In a world overflowing with photographs, Lori Nix has carved out her niche. This New York artist is as much sculptor, painter, and assemblage artist as photographer, one who meticulously constructs her subject matter rather than going out and finding it. Over an eight-month period, she will create a mind-boggling diorama and then photograph it with a large-format camera. After hand-printing a limited number of color photographs-usually 15-she destroys the dioramas, making her first and foremost a photographer.
There is no digital manipulation in these large photographs of what Nix thinks of as romantic and, more specifically, sublime landscapes of a futuristic world after an apocalypse. In Subway, for example, a subway car is slowly decaying, its floor covered with mounds of sand and plants. Glimpsed through the open door, across an empty expanse is an urban skyline suggesting Manhattan, but it could be any major city. In Anatomy Classroom, the shelves are lined with skulls and other modeled body parts, but the chairs are overturned, and the walls and ceiling are cracked and slowly being destroyed by the forces of nature. Other post-apocalyptic scenes include a library, art museum, beauty shop, botanical garden, three-story mall, and cathedral. Nix has been working on the diorama photographs since the early 1990s and “The City” series since 2005. The latter are all architectural interiors that she creates in her Brooklyn living room.
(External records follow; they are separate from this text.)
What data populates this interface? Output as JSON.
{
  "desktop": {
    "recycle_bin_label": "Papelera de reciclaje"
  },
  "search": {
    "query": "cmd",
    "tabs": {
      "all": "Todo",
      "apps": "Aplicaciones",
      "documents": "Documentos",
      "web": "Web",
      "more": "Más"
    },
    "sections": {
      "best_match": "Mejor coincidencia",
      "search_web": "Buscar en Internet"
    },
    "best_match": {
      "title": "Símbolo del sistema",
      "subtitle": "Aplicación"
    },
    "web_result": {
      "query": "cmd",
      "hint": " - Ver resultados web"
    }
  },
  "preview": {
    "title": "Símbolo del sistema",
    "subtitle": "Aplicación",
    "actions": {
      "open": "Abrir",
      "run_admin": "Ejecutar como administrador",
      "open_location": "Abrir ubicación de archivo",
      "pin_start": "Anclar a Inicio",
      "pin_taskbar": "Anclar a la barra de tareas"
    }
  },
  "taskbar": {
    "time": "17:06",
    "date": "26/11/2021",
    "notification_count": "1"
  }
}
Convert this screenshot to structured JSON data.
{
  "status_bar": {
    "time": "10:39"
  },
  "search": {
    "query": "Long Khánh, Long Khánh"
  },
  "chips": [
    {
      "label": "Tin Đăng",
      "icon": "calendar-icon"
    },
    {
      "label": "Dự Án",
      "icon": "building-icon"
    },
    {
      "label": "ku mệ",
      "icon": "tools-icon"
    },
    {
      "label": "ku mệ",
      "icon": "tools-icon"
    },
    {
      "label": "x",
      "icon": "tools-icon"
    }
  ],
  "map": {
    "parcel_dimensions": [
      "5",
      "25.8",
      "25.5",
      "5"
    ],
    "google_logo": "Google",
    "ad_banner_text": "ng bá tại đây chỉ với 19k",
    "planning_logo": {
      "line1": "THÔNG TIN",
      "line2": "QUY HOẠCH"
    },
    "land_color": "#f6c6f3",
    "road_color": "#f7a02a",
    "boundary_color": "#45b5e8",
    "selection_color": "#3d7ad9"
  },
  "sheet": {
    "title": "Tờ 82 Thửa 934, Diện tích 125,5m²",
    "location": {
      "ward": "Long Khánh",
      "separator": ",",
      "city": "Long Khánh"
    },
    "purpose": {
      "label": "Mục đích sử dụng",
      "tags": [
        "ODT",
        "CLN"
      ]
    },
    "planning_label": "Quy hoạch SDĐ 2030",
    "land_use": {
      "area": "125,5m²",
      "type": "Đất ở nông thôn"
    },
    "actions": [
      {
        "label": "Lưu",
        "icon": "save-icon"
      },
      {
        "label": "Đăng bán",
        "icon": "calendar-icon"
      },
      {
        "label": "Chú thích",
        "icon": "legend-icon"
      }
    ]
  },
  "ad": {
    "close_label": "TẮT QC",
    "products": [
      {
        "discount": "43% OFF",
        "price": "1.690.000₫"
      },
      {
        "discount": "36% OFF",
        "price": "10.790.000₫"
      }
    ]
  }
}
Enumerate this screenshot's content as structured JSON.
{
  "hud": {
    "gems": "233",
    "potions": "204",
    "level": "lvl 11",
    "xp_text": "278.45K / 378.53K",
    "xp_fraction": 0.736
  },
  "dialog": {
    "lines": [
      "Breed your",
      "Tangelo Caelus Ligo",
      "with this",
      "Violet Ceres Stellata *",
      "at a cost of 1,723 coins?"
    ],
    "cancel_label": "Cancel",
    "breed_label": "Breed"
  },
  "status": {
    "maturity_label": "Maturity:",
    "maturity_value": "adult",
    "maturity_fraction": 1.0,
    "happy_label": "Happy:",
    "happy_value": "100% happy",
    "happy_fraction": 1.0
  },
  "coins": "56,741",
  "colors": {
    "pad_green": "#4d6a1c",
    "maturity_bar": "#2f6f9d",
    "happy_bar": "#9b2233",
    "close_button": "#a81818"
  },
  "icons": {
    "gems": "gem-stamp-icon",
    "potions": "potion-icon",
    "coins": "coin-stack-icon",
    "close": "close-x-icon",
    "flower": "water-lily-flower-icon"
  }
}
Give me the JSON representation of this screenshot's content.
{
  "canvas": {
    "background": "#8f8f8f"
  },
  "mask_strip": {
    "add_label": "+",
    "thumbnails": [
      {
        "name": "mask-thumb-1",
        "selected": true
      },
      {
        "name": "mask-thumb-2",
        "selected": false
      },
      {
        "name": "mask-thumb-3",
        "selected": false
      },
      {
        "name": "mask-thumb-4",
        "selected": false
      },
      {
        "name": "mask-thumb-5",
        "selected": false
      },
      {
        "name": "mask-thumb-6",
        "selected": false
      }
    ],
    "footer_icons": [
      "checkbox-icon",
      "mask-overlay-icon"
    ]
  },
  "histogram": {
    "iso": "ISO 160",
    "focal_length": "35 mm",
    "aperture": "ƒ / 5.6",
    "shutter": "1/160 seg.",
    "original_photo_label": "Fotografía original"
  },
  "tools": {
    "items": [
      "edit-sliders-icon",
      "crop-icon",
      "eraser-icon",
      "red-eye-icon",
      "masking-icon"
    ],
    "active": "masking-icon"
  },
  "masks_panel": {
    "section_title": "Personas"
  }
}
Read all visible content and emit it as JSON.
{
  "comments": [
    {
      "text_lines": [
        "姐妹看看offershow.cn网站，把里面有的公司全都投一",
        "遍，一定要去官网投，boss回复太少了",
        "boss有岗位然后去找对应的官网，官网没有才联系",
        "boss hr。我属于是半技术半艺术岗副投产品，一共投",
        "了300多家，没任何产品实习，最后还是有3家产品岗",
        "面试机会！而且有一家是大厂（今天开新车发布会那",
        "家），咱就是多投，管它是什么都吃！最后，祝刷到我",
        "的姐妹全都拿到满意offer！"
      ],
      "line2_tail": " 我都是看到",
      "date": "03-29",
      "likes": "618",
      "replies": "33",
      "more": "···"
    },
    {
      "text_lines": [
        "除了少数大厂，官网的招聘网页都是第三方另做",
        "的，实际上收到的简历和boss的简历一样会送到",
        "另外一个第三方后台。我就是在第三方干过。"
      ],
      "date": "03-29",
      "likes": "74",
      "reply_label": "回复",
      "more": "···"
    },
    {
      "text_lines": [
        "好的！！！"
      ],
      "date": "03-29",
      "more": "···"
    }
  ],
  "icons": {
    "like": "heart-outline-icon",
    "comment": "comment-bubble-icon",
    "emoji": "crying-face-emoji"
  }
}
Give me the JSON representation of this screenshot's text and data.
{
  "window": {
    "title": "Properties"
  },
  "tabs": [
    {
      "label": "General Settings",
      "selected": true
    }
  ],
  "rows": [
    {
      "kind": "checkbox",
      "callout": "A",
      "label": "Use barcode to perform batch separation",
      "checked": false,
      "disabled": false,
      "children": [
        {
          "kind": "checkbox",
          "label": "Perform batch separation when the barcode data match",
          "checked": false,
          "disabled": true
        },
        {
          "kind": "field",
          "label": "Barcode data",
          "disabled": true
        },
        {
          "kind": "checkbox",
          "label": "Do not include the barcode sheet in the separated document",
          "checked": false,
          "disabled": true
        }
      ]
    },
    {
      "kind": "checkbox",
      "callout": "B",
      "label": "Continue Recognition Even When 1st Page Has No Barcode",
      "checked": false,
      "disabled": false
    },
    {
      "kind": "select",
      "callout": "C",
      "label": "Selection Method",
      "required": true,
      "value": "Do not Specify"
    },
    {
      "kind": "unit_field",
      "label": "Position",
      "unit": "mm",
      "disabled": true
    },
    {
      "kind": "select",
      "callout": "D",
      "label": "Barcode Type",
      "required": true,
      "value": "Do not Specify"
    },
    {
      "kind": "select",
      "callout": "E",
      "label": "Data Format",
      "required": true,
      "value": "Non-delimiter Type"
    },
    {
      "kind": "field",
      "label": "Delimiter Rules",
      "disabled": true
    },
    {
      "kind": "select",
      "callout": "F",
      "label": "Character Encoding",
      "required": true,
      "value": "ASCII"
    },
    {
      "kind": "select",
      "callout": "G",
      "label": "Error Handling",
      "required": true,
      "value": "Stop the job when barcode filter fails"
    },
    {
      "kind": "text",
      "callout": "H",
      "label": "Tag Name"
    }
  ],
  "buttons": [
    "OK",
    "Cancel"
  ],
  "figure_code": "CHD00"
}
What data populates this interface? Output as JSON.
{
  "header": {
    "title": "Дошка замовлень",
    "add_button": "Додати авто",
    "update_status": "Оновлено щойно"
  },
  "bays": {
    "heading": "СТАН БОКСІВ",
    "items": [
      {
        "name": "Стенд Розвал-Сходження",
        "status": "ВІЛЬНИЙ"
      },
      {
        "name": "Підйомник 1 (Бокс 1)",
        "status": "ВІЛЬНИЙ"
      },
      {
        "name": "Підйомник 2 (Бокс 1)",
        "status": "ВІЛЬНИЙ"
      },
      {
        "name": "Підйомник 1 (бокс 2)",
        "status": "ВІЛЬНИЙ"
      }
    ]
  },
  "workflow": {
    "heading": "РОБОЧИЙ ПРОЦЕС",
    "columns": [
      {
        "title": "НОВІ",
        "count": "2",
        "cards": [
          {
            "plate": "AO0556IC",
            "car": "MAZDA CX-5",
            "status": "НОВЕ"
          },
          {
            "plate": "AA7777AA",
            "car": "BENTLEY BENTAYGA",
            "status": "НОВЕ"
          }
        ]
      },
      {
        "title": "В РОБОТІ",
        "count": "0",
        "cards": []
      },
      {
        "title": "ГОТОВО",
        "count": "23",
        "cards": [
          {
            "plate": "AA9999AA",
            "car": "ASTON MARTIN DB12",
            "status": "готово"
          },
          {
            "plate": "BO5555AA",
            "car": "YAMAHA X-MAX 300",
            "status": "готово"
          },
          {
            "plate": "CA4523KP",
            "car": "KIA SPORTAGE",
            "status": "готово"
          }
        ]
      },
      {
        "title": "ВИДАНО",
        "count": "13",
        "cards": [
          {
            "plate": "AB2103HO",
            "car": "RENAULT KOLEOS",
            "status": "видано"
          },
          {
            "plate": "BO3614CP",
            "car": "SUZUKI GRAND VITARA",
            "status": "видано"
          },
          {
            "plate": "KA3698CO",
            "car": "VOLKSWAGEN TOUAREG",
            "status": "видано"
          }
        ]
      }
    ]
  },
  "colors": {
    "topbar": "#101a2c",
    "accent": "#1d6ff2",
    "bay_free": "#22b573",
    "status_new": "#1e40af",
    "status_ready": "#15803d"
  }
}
The detail is astounding. Nix builds the sets and nearly all the objects by hand and paints them with help from her partner Kathleen, who specializes in faux finishes and gold leaf. After Nix finishes, Kathleen adds dirt and distresses the walls to make them look old and decrepit. Nix then lights and photographs them. Nix herself grew up in a small town in western Kansas, where each season brought threats of disaster, from winter snowstorms to spring floods and tornados to summer insect infestations and drought. Her lifelong fascination with disasters, as well as her concern with the long-term effects of climate change, are a major influence on these frightening yet mesmerizing tabletop worlds. It is unsettling to think that in the future, our world might end up looking like a Lori Nix photograph.